* **How to complete this task**
You are asked to copy the entire listing exactly, apart from its pictures.

* **Exercise data**

┏━━

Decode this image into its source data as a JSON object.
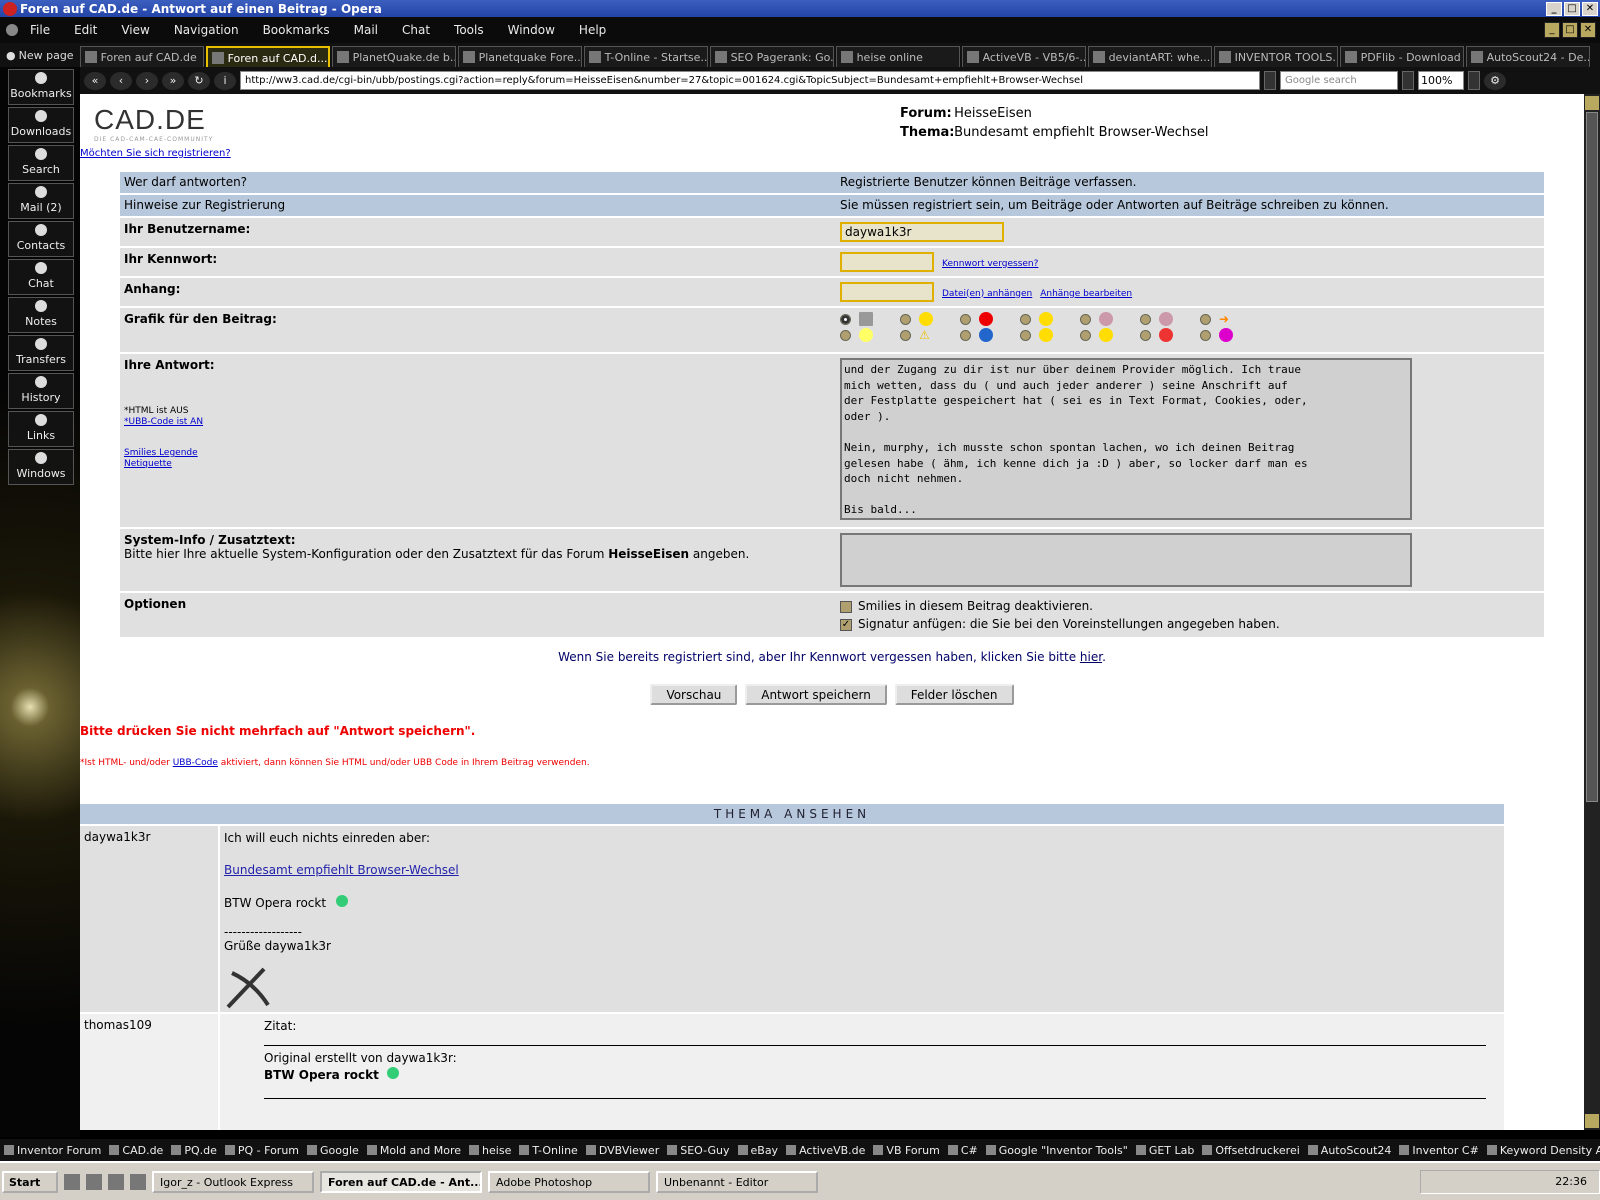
{
  "window": {
    "title": "Foren auf CAD.de - Antwort auf einen Beitrag - Opera"
  },
  "menu": [
    "File",
    "Edit",
    "View",
    "Navigation",
    "Bookmarks",
    "Mail",
    "Chat",
    "Tools",
    "Window",
    "Help"
  ],
  "tabs": {
    "new_page": "New page",
    "items": [
      "Foren auf CAD.de",
      "Foren auf CAD.d...",
      "PlanetQuake.de b...",
      "Planetquake Fore...",
      "T-Online - Startse...",
      "SEO Pagerank: Go...",
      "heise online",
      "ActiveVB - VB5/6-...",
      "deviantART: whe...",
      "INVENTOR TOOLS...",
      "PDFlib - Download ...",
      "AutoScout24 - De..."
    ]
  },
  "address": {
    "url": "http://ww3.cad.de/cgi-bin/ubb/postings.cgi?action=reply&forum=HeisseEisen&number=27&topic=001624.cgi&TopicSubject=Bundesamt+empfiehlt+Browser-Wechsel",
    "search_placeholder": "Google search",
    "zoom": "100%"
  },
  "panel": [
    "Bookmarks",
    "Downloads",
    "Search",
    "Mail (2)",
    "Contacts",
    "Chat",
    "Notes",
    "Transfers",
    "History",
    "Links",
    "Windows"
  ],
  "page": {
    "logo": "CAD.DE",
    "logo_sub": "DIE CAD-CAM-CAE-COMMUNITY",
    "register_link": "Möchten Sie sich registrieren?",
    "forum_label": "Forum:",
    "forum_value": "HeisseEisen",
    "thema_label": "Thema:",
    "thema_value": "Bundesamt empfiehlt Browser-Wechsel",
    "who_label": "Wer darf antworten?",
    "who_value": "Registrierte Benutzer können Beiträge verfassen.",
    "hint_label": "Hinweise zur Registrierung",
    "hint_value": "Sie müssen registriert sein, um Beiträge oder Antworten auf Beiträge schreiben zu können.",
    "user_label": "Ihr Benutzername:",
    "user_value": "daywa1k3r",
    "pass_label": "Ihr Kennwort:",
    "pass_link": "Kennwort vergessen?",
    "attach_label": "Anhang:",
    "attach_link1": "Datei(en) anhängen",
    "attach_link2": "Anhänge bearbeiten",
    "graphic_label": "Grafik für den Beitrag:",
    "answer_label": "Ihre Antwort:",
    "html_off": "*HTML ist AUS",
    "ubb_on": "*UBB-Code ist AN",
    "smilies_legend": "Smilies Legende",
    "netiquette": "Netiquette",
    "answer_text": "und der Zugang zu dir ist nur über deinem Provider möglich. Ich traue\nmich wetten, dass du ( und auch jeder anderer ) seine Anschrift auf\nder Festplatte gespeichert hat ( sei es in Text Format, Cookies, oder,\noder ).\n\nNein, murphy, ich musste schon spontan lachen, wo ich deinen Beitrag\ngelesen habe ( ähm, ich kenne dich ja :D ) aber, so locker darf man es\ndoch nicht nehmen.\n\nBis bald...",
    "sysinfo_label": "System-Info / Zusatztext:",
    "sysinfo_desc_pre": "Bitte hier Ihre aktuelle System-Konfiguration oder den Zusatztext für das Forum ",
    "sysinfo_desc_forum": "HeisseEisen",
    "sysinfo_desc_post": " angeben.",
    "options_label": "Optionen",
    "opt1": "Smilies in diesem Beitrag deaktivieren.",
    "opt2": "Signatur anfügen: die Sie bei den Voreinstellungen angegeben haben.",
    "forgot_pre": "Wenn Sie bereits registriert sind, aber Ihr Kennwort vergessen haben, klicken Sie bitte ",
    "forgot_link": "hier",
    "btn_preview": "Vorschau",
    "btn_save": "Antwort speichern",
    "btn_clear": "Felder löschen",
    "warn": "Bitte drücken Sie nicht mehrfach auf \"Antwort speichern\".",
    "htmlnote_pre": "*Ist HTML- und/oder ",
    "htmlnote_link": "UBB-Code",
    "htmlnote_post": " aktiviert, dann können Sie HTML und/oder UBB Code in Ihrem Beitrag verwenden.",
    "thema_header": "THEMA  ANSEHEN",
    "post1": {
      "author": "daywa1k3r",
      "line1": "Ich will euch nichts einreden aber:",
      "link": "Bundesamt empfiehlt Browser-Wechsel",
      "line2": "BTW Opera rockt",
      "sep": "------------------",
      "greet": "Grüße daywa1k3r"
    },
    "post2": {
      "author": "thomas109",
      "quote": "Zitat:",
      "orig": "Original erstellt von daywa1k3r:",
      "quoted_a": "BTW",
      "quoted_b": " Opera rockt"
    }
  },
  "bookmarks": [
    "Inventor Forum",
    "CAD.de",
    "PQ.de",
    "PQ - Forum",
    "Google",
    "Mold and More",
    "heise",
    "T-Online",
    "DVBViewer",
    "SEO-Guy",
    "eBay",
    "ActiveVB.de",
    "VB Forum",
    "C#",
    "Google \"Inventor Tools\"",
    "GET Lab",
    "Offsetdruckerei",
    "AutoScout24",
    "Inventor C#",
    "Keyword Density Analyzer"
  ],
  "taskbar": {
    "start": "Start",
    "items": [
      "Igor_z - Outlook Express",
      "Foren auf CAD.de - Ant...",
      "Adobe Photoshop",
      "Unbenannt - Editor"
    ],
    "clock": "22:36"
  }
}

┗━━

* **Solution**
Decode this image into its source data as a JSON object.
{
  "window": {
    "title": "Foren auf CAD.de - Antwort auf einen Beitrag - Opera"
  },
  "menu": [
    "File",
    "Edit",
    "View",
    "Navigation",
    "Bookmarks",
    "Mail",
    "Chat",
    "Tools",
    "Window",
    "Help"
  ],
  "tabs": {
    "new_page": "New page",
    "items": [
      "Foren auf CAD.de",
      "Foren auf CAD.d...",
      "PlanetQuake.de b...",
      "Planetquake Fore...",
      "T-Online - Startse...",
      "SEO Pagerank: Go...",
      "heise online",
      "ActiveVB - VB5/6-...",
      "deviantART: whe...",
      "INVENTOR TOOLS...",
      "PDFlib - Download ...",
      "AutoScout24 - De..."
    ]
  },
  "address": {
    "url": "http://ww3.cad.de/cgi-bin/ubb/postings.cgi?action=reply&forum=HeisseEisen&number=27&topic=001624.cgi&TopicSubject=Bundesamt+empfiehlt+Browser-Wechsel",
    "search_placeholder": "Google search",
    "zoom": "100%"
  },
  "panel": [
    "Bookmarks",
    "Downloads",
    "Search",
    "Mail (2)",
    "Contacts",
    "Chat",
    "Notes",
    "Transfers",
    "History",
    "Links",
    "Windows"
  ],
  "page": {
    "logo": "CAD.DE",
    "logo_sub": "DIE CAD-CAM-CAE-COMMUNITY",
    "register_link": "Möchten Sie sich registrieren?",
    "forum_label": "Forum:",
    "forum_value": "HeisseEisen",
    "thema_label": "Thema:",
    "thema_value": "Bundesamt empfiehlt Browser-Wechsel",
    "who_label": "Wer darf antworten?",
    "who_value": "Registrierte Benutzer können Beiträge verfassen.",
    "hint_label": "Hinweise zur Registrierung",
    "hint_value": "Sie müssen registriert sein, um Beiträge oder Antworten auf Beiträge schreiben zu können.",
    "user_label": "Ihr Benutzername:",
    "user_value": "daywa1k3r",
    "pass_label": "Ihr Kennwort:",
    "pass_link": "Kennwort vergessen?",
    "attach_label": "Anhang:",
    "attach_link1": "Datei(en) anhängen",
    "attach_link2": "Anhänge bearbeiten",
    "graphic_label": "Grafik für den Beitrag:",
    "answer_label": "Ihre Antwort:",
    "html_off": "*HTML ist AUS",
    "ubb_on": "*UBB-Code ist AN",
    "smilies_legend": "Smilies Legende",
    "netiquette": "Netiquette",
    "answer_text": "und der Zugang zu dir ist nur über deinem Provider möglich. Ich traue\nmich wetten, dass du ( und auch jeder anderer ) seine Anschrift auf\nder Festplatte gespeichert hat ( sei es in Text Format, Cookies, oder,\noder ).\n\nNein, murphy, ich musste schon spontan lachen, wo ich deinen Beitrag\ngelesen habe ( ähm, ich kenne dich ja :D ) aber, so locker darf man es\ndoch nicht nehmen.\n\nBis bald...",
    "sysinfo_label": "System-Info / Zusatztext:",
    "sysinfo_desc_pre": "Bitte hier Ihre aktuelle System-Konfiguration oder den Zusatztext für das Forum ",
    "sysinfo_desc_forum": "HeisseEisen",
    "sysinfo_desc_post": " angeben.",
    "options_label": "Optionen",
    "opt1": "Smilies in diesem Beitrag deaktivieren.",
    "opt2": "Signatur anfügen: die Sie bei den Voreinstellungen angegeben haben.",
    "forgot_pre": "Wenn Sie bereits registriert sind, aber Ihr Kennwort vergessen haben, klicken Sie bitte ",
    "forgot_link": "hier",
    "btn_preview": "Vorschau",
    "btn_save": "Antwort speichern",
    "btn_clear": "Felder löschen",
    "warn": "Bitte drücken Sie nicht mehrfach auf \"Antwort speichern\".",
    "htmlnote_pre": "*Ist HTML- und/oder ",
    "htmlnote_link": "UBB-Code",
    "htmlnote_post": " aktiviert, dann können Sie HTML und/oder UBB Code in Ihrem Beitrag verwenden.",
    "thema_header": "THEMA  ANSEHEN",
    "post1": {
      "author": "daywa1k3r",
      "line1": "Ich will euch nichts einreden aber:",
      "link": "Bundesamt empfiehlt Browser-Wechsel",
      "line2": "BTW Opera rockt",
      "sep": "------------------",
      "greet": "Grüße daywa1k3r"
    },
    "post2": {
      "author": "thomas109",
      "quote": "Zitat:",
      "orig": "Original erstellt von daywa1k3r:",
      "quoted_a": "BTW",
      "quoted_b": " Opera rockt"
    }
  },
  "bookmarks": [
    "Inventor Forum",
    "CAD.de",
    "PQ.de",
    "PQ - Forum",
    "Google",
    "Mold and More",
    "heise",
    "T-Online",
    "DVBViewer",
    "SEO-Guy",
    "eBay",
    "ActiveVB.de",
    "VB Forum",
    "C#",
    "Google \"Inventor Tools\"",
    "GET Lab",
    "Offsetdruckerei",
    "AutoScout24",
    "Inventor C#",
    "Keyword Density Analyzer"
  ],
  "taskbar": {
    "start": "Start",
    "items": [
      "Igor_z - Outlook Express",
      "Foren auf CAD.de - Ant...",
      "Adobe Photoshop",
      "Unbenannt - Editor"
    ],
    "clock": "22:36"
  }
}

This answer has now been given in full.